*About this exercise*.
Repeat the records below verbatim and include no pictures.

*Study material*.

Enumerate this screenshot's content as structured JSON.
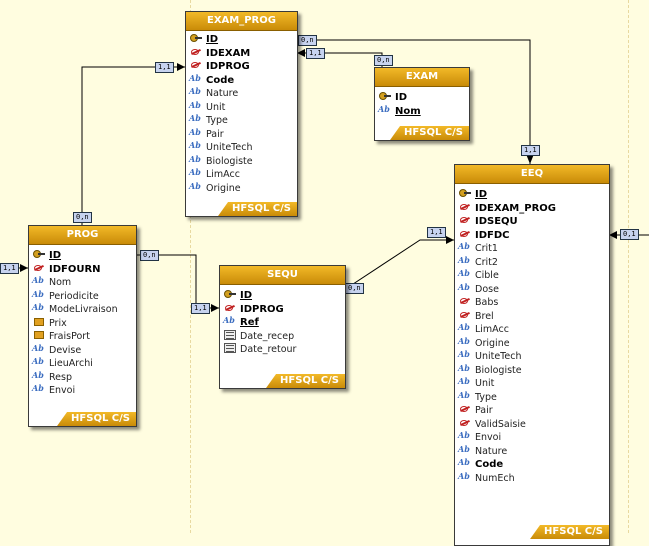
{
  "tables": {
    "exam_prog": {
      "title": "EXAM_PROG",
      "footer": "HFSQL C/S",
      "fields": [
        "ID",
        "IDEXAM",
        "IDPROG",
        "Code",
        "Nature",
        "Unit",
        "Type",
        "Pair",
        "UniteTech",
        "Biologiste",
        "LimAcc",
        "Origine"
      ]
    },
    "exam": {
      "title": "EXAM",
      "footer": "HFSQL C/S",
      "fields": [
        "ID",
        "Nom"
      ]
    },
    "prog": {
      "title": "PROG",
      "footer": "HFSQL C/S",
      "fields": [
        "ID",
        "IDFOURN",
        "Nom",
        "Periodicite",
        "ModeLivraison",
        "Prix",
        "FraisPort",
        "Devise",
        "LieuArchi",
        "Resp",
        "Envoi"
      ]
    },
    "sequ": {
      "title": "SEQU",
      "footer": "HFSQL C/S",
      "fields": [
        "ID",
        "IDPROG",
        "Ref",
        "Date_recep",
        "Date_retour"
      ]
    },
    "eeq": {
      "title": "EEQ",
      "footer": "HFSQL C/S",
      "fields": [
        "ID",
        "IDEXAM_PROG",
        "IDSEQU",
        "IDFDC",
        "Crit1",
        "Crit2",
        "Cible",
        "Dose",
        "Babs",
        "Brel",
        "LimAcc",
        "Origine",
        "UniteTech",
        "Biologiste",
        "Unit",
        "Type",
        "Pair",
        "ValidSaisie",
        "Envoi",
        "Nature",
        "Code",
        "NumEch"
      ]
    }
  },
  "cardinalities": {
    "exam_prog_eeq_left": "0,n",
    "exam_prog_eeq_right": "1,1",
    "exam_examprog_left": "1,1",
    "exam_examprog_right": "0,n",
    "prog_examprog_top": "1,1",
    "prog_examprog_bottom": "0,n",
    "prog_left": "1,1",
    "prog_sequ_left": "0,n",
    "prog_sequ_right": "1,1",
    "sequ_eeq_left": "0,n",
    "sequ_eeq_right": "1,1",
    "eeq_right": "0,1"
  }
}
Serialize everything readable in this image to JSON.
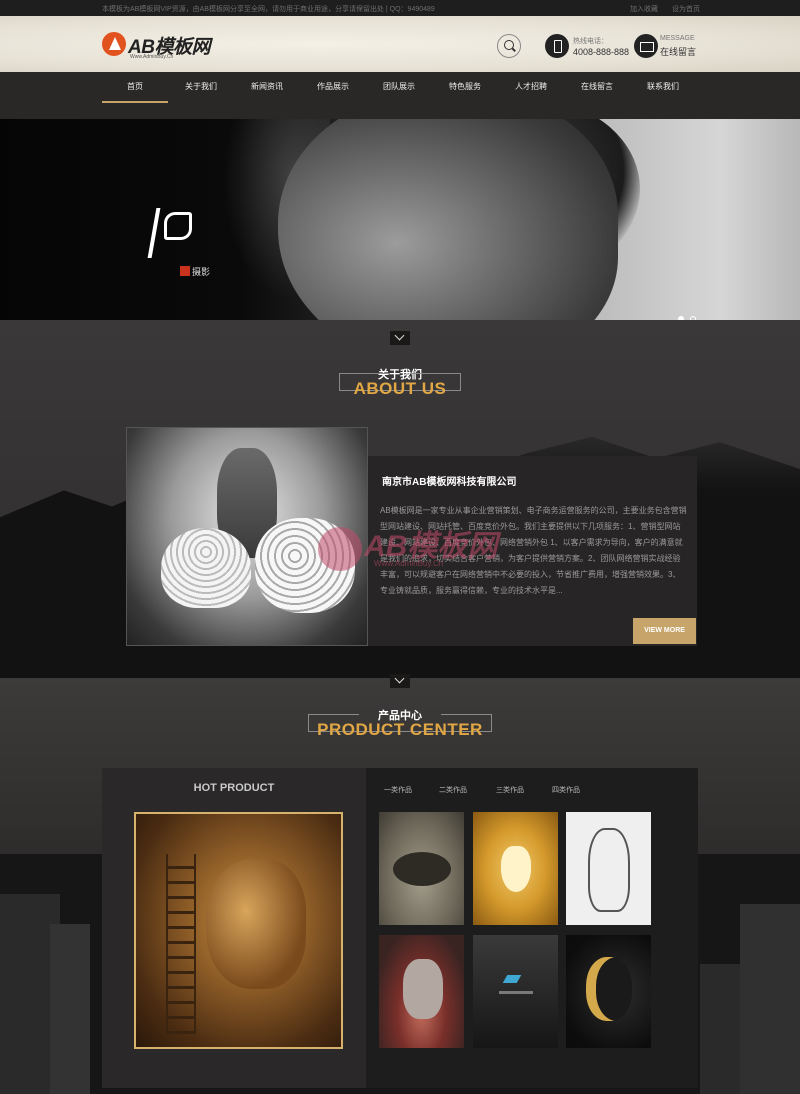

*Output*.
Enumerate this screenshot's content as structured JSON.
{
  "tables": {
    "exam_prog": {
      "title": "EXAM_PROG",
      "footer": "HFSQL C/S",
      "fields": [
        "ID",
        "IDEXAM",
        "IDPROG",
        "Code",
        "Nature",
        "Unit",
        "Type",
        "Pair",
        "UniteTech",
        "Biologiste",
        "LimAcc",
        "Origine"
      ]
    },
    "exam": {
      "title": "EXAM",
      "footer": "HFSQL C/S",
      "fields": [
        "ID",
        "Nom"
      ]
    },
    "prog": {
      "title": "PROG",
      "footer": "HFSQL C/S",
      "fields": [
        "ID",
        "IDFOURN",
        "Nom",
        "Periodicite",
        "ModeLivraison",
        "Prix",
        "FraisPort",
        "Devise",
        "LieuArchi",
        "Resp",
        "Envoi"
      ]
    },
    "sequ": {
      "title": "SEQU",
      "footer": "HFSQL C/S",
      "fields": [
        "ID",
        "IDPROG",
        "Ref",
        "Date_recep",
        "Date_retour"
      ]
    },
    "eeq": {
      "title": "EEQ",
      "footer": "HFSQL C/S",
      "fields": [
        "ID",
        "IDEXAM_PROG",
        "IDSEQU",
        "IDFDC",
        "Crit1",
        "Crit2",
        "Cible",
        "Dose",
        "Babs",
        "Brel",
        "LimAcc",
        "Origine",
        "UniteTech",
        "Biologiste",
        "Unit",
        "Type",
        "Pair",
        "ValidSaisie",
        "Envoi",
        "Nature",
        "Code",
        "NumEch"
      ]
    }
  },
  "cardinalities": {
    "exam_prog_eeq_left": "0,n",
    "exam_prog_eeq_right": "1,1",
    "exam_examprog_left": "1,1",
    "exam_examprog_right": "0,n",
    "prog_examprog_top": "1,1",
    "prog_examprog_bottom": "0,n",
    "prog_left": "1,1",
    "prog_sequ_left": "0,n",
    "prog_sequ_right": "1,1",
    "sequ_eeq_left": "0,n",
    "sequ_eeq_right": "1,1",
    "eeq_right": "0,1"
  }
}
Serialize everything readable in this image to JSON.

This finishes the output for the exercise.